Former Malaysian PM Najib sues ex-AG over book chapter on Altantuya murder

Ex-Malaysian prime minister Najib Razak claimed that Tan Sri Thomas's book, My Story: Justice in the Wilderness, had allegedly implicated him in the murder of Mongolian woman Altantuya Shaariibuu.
Ex-Malaysian prime minister Najib Razak claimed that Tan Sri Thomas's book, My Story: Justice in the Wilderness, had allegedly implicated him in the murder of Mongolian woman Altantuya Shaariibuu.PHOTOS: REUTERS, GERAKBUDAYA/FACEBOOK

KUALA LUMPUR (THE STAR/ASIA NEWS NETWORK) - Former Malaysian prime minister Najib Razak has sued former attorney-general Tommy Thomas over allegedly defamatory statements in the senior lawyer's memoir that was published earlier this year.

Najib claimed that Tan Sri Thomas' book, My Story: Justice In The Wilderness, had defamed him as it allegedly implicated him in the murder of Mongolian woman Altantuya Shaariibuu.

Ms Altantuya, who was 28, was shot and her body blown up with explosives in a gruesome murder in 2006 by police commandos.

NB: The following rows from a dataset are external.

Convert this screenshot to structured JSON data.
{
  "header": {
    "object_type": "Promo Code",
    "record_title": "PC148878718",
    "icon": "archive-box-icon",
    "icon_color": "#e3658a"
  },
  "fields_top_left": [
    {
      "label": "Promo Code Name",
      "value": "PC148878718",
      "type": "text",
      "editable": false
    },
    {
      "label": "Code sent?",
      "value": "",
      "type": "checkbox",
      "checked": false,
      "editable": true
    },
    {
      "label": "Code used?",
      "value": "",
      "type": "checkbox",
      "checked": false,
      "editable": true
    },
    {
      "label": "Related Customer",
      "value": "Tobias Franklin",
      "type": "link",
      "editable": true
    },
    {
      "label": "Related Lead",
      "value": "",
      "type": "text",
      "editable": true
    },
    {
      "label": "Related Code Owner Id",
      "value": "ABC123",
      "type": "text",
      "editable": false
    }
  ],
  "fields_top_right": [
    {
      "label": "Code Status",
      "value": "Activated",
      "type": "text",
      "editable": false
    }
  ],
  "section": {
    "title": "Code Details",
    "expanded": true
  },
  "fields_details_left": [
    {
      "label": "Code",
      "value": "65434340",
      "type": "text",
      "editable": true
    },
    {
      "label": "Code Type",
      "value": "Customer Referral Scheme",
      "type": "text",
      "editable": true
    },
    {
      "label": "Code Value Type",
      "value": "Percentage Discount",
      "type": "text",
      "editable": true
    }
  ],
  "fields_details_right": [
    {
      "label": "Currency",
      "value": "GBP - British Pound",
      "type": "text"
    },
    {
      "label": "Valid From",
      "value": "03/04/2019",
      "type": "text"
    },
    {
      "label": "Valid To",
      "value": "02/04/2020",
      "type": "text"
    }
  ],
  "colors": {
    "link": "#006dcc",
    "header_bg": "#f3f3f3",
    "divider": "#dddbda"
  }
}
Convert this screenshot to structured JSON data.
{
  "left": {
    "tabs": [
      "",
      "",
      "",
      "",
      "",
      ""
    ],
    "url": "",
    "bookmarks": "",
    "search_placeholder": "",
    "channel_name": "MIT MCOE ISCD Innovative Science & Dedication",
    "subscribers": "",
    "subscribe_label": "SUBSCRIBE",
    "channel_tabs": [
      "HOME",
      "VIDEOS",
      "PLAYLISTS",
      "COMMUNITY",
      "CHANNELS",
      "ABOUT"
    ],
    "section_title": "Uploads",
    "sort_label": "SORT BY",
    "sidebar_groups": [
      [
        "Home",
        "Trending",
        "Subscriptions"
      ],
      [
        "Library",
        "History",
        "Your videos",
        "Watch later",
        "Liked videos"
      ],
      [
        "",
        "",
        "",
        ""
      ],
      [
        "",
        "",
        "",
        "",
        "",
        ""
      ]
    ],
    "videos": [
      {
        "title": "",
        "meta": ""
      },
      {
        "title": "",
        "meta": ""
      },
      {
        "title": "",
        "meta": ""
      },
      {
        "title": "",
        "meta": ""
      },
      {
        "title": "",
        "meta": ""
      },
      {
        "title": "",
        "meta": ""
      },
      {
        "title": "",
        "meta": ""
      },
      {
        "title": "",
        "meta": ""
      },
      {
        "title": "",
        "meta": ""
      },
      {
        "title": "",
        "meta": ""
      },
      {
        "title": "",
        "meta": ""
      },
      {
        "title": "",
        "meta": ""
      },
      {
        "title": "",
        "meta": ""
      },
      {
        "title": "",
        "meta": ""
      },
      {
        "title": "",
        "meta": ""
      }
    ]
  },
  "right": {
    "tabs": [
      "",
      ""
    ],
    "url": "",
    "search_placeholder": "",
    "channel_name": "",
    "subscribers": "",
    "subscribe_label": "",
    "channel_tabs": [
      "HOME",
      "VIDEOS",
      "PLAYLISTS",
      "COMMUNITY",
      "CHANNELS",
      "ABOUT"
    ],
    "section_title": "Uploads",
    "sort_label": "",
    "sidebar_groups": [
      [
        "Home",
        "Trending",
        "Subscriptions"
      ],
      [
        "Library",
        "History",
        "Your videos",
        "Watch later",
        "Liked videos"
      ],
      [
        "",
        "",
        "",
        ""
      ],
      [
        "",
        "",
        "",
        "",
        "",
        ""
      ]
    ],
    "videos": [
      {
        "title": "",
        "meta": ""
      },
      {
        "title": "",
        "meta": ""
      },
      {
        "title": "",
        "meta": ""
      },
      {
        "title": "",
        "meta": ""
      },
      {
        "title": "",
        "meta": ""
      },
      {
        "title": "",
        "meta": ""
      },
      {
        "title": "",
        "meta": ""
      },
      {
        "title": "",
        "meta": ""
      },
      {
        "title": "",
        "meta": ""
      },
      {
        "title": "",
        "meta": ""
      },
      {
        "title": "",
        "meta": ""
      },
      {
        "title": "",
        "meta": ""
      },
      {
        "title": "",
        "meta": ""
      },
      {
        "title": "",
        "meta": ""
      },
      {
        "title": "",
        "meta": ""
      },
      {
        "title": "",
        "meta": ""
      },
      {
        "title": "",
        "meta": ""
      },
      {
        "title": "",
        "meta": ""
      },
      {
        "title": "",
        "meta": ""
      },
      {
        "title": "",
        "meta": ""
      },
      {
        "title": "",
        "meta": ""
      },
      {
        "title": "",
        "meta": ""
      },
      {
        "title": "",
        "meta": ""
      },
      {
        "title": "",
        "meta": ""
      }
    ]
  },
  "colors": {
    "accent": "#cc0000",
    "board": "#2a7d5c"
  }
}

Two men have been convicted of the Altantuya murder.

Both officers were then part of Najib's security detail, but the former premier has consistently denied links to the murder.

Also being sued is the publisher GB Gerakbudaya Enterprise.

The suit was filed at the Shah Alam High Court registry by Messrs Shafee & Co on Wednesday (Oct 27).

Mr Thomas was branded as an anti-Malay after the publication of his memoir and caused a furious backlash for perceived insults against the country's majority race.

The book details - among other things - the many racialised controversies that riddled and ultimately destabilised the Pakatan Harapan (PH) government that lasted all of 22 months after its shock victory at the May 2018 election.

Mr Thomas, who is of Indian ethnicity and served during PH's short-lived administration, was the first non-Malay to be appointed the country's top legal adviser.

The memoir also has a chapter titled Altantuya, where Najib referred to several paragraphs made by Mr Thomas as the alleged defamatory statements.

Najib claimed that earlier this year, Mr Thomas had only replied with a bare denial to a letter of demand sent through law firm Messrs Shafee & Co.

The letter of demand had sought an apology and RM10 million (S$3.25 million) in damages from Mr Thomas over allegations made against Najib in the book.

In the letter, Najib also gave Mr Thomas until noon on Feb 5 to provide a satisfactory reply, failing which legal proceedings would be initiated against him.

He also demanded an apology and an unequivocal public retraction of the alleged defamatory statement in Chapter 42 of the book under the title Altantuya.

In the suit, Najib is claiming, among others, an unspecified sum of general, aggravated and exemplary/punitive damages against the defendants.

He is also seeking an order removing the libellous words/passages from the book, a permanent injunction to restrain the defendants either by themselves and or through their servants or agents from further publishing any form of the same or similar or related statements concerning him, his servants or agents.

Najib is also seeking an unqualified apology in terms (to be approved by his solicitor) in respect of the impugned publication to be published in at least three major newspapers of his choice for three consecutive days, an undertaking to not write or publish the allegations and comments, and costs as well as other relief that the court shall deem fit and proper.